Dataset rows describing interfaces

.....

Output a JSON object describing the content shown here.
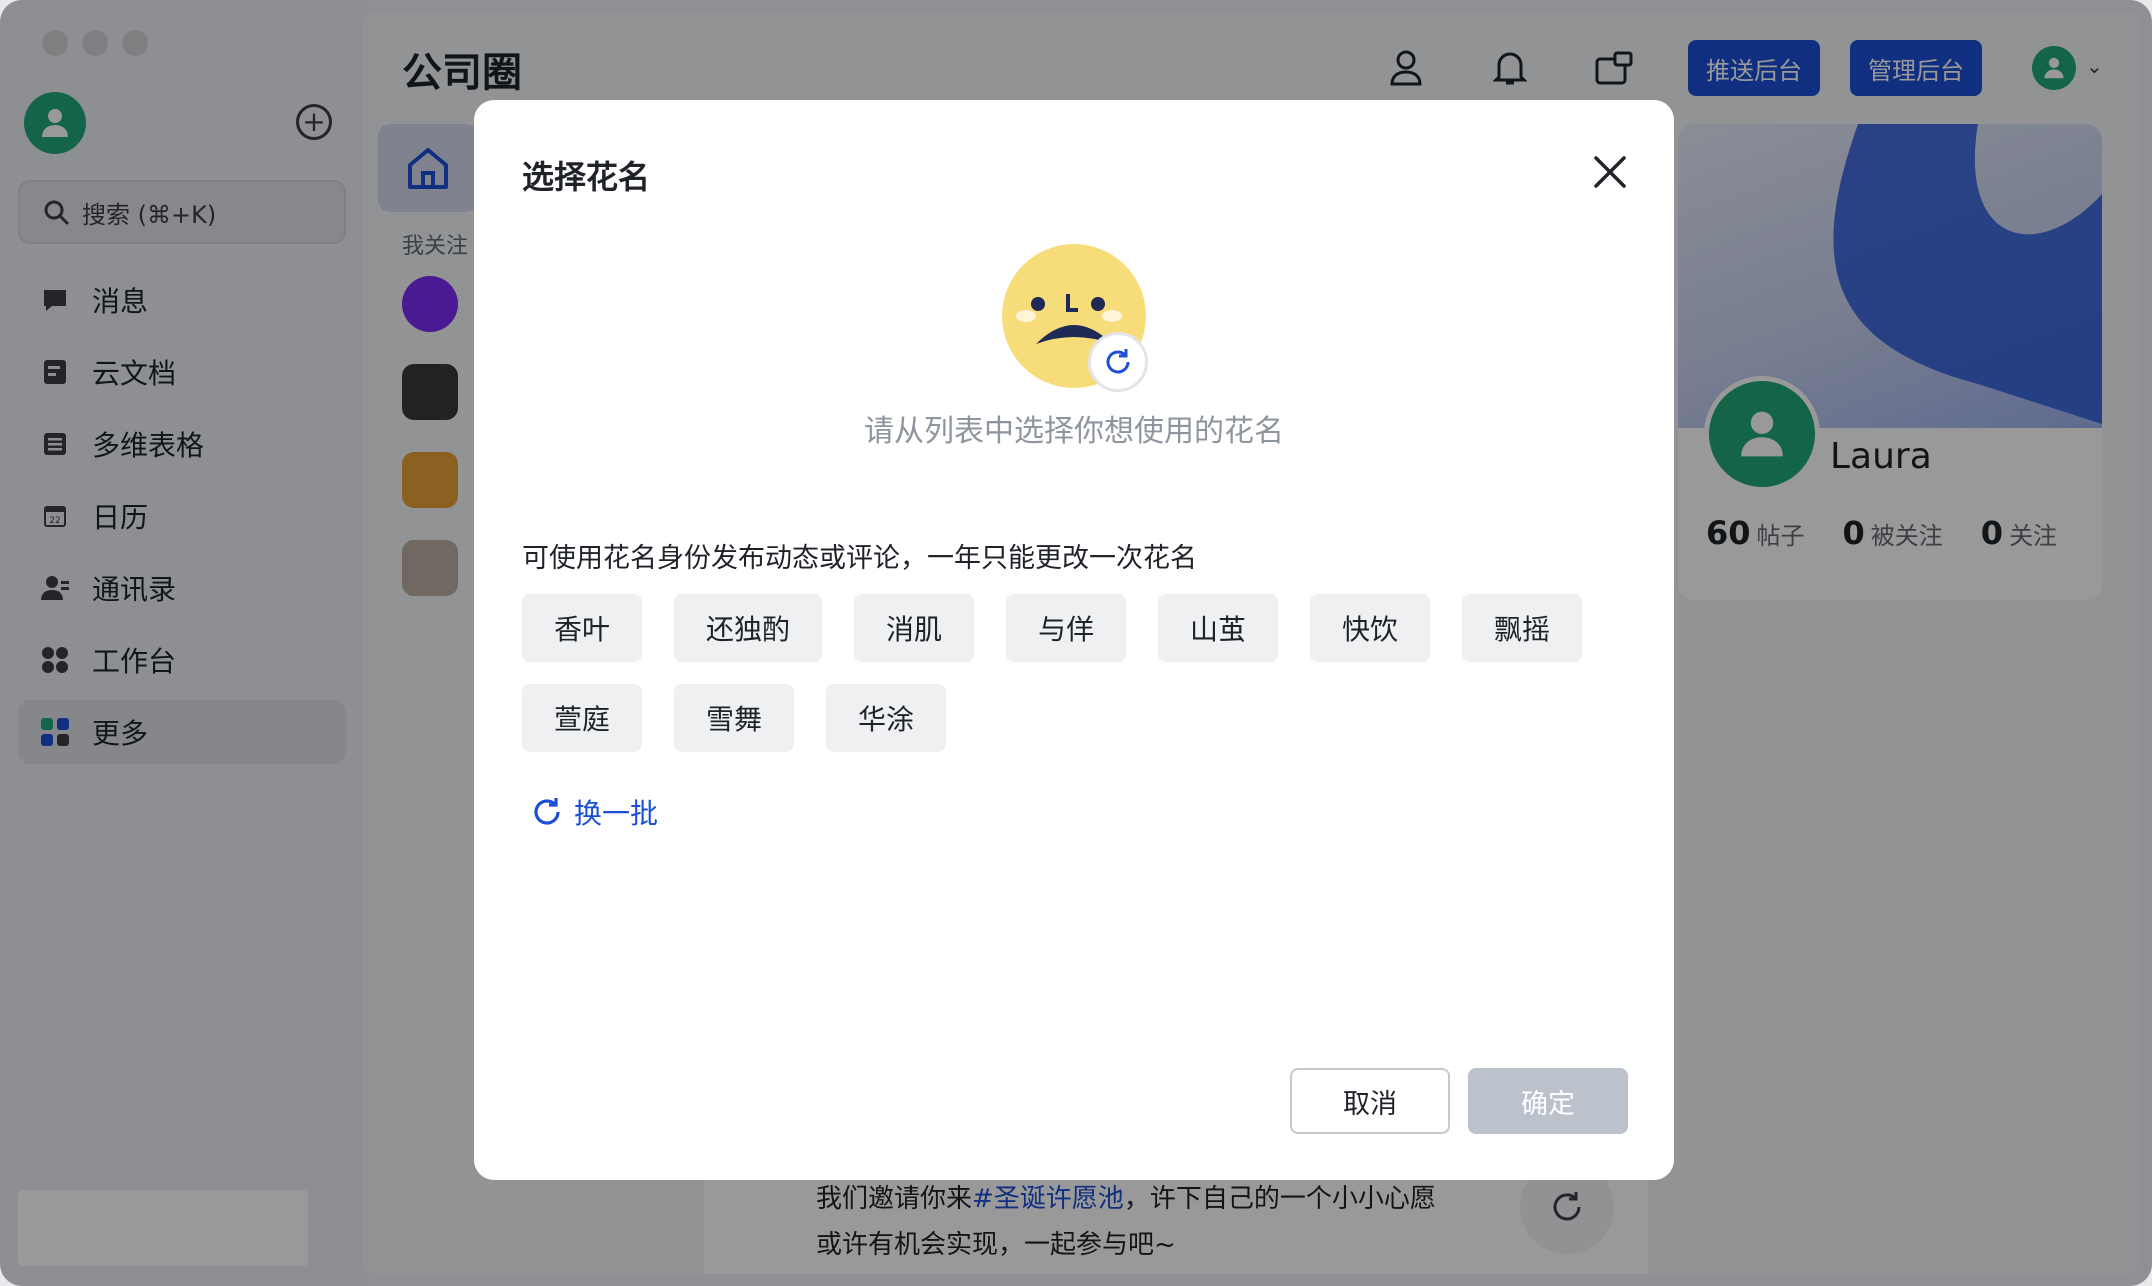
{
  "app": {
    "title": "公司圈"
  },
  "sidebar": {
    "search_label": "搜索 (⌘+K)",
    "items": [
      {
        "label": "消息",
        "icon": "message-icon"
      },
      {
        "label": "云文档",
        "icon": "docs-icon"
      },
      {
        "label": "多维表格",
        "icon": "base-icon"
      },
      {
        "label": "日历",
        "icon": "calendar-icon",
        "badge": "22"
      },
      {
        "label": "通讯录",
        "icon": "contacts-icon"
      },
      {
        "label": "工作台",
        "icon": "workplace-icon"
      },
      {
        "label": "更多",
        "icon": "more-apps-icon",
        "selected": true
      }
    ]
  },
  "header": {
    "push_admin": "推送后台",
    "manage_admin": "管理后台"
  },
  "feed": {
    "following_label": "我关注",
    "post_text_prefix": "我们邀请你来",
    "post_topic": "#圣诞许愿池",
    "post_text_suffix": "，许下自己的一个小小心愿",
    "post_text_line2": "或许有机会实现，一起参与吧~"
  },
  "profile": {
    "name": "Laura",
    "posts_count": "60",
    "posts_label": "帖子",
    "followers_count": "0",
    "followers_label": "被关注",
    "following_count": "0",
    "following_label": "关注"
  },
  "modal": {
    "title": "选择花名",
    "hint": "请从列表中选择你想使用的花名",
    "description": "可使用花名身份发布动态或评论，一年只能更改一次花名",
    "names": [
      "香叶",
      "还独酌",
      "消肌",
      "与佯",
      "山茧",
      "快饮",
      "飘摇",
      "萱庭",
      "雪舞",
      "华涂"
    ],
    "change_batch": "换一批",
    "cancel": "取消",
    "confirm": "确定"
  },
  "colors": {
    "accent": "#1c4fd6",
    "avatar_green": "#20a779"
  }
}
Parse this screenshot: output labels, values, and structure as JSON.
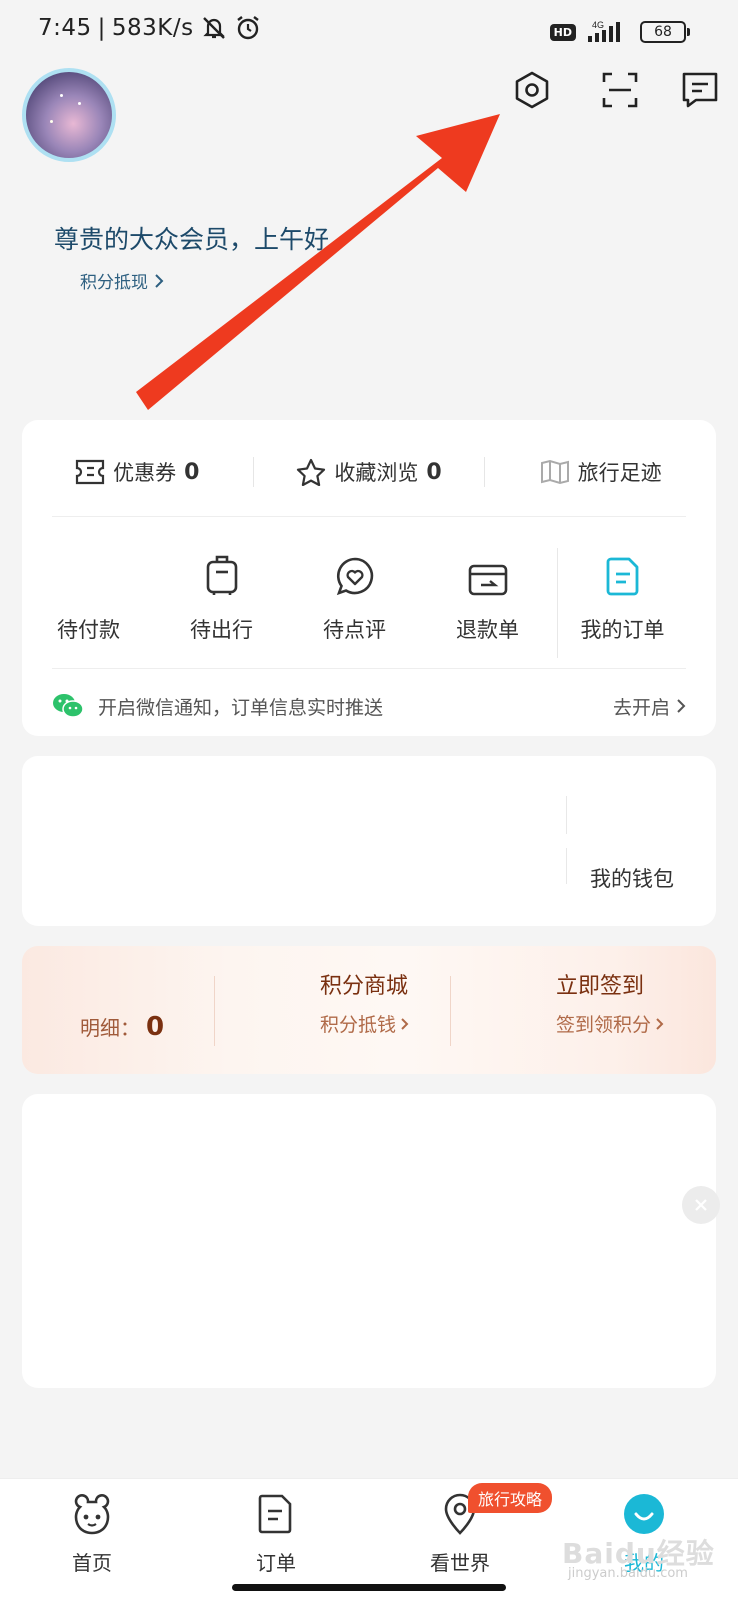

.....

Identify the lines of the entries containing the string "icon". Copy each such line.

        "icon": "message-icon"
        "icon": "docs-icon"
        "icon": "base-icon"
        "icon": "calendar-icon",
        "icon": "contacts-icon"
        "icon": "workplace-icon"
        "icon": "more-apps-icon",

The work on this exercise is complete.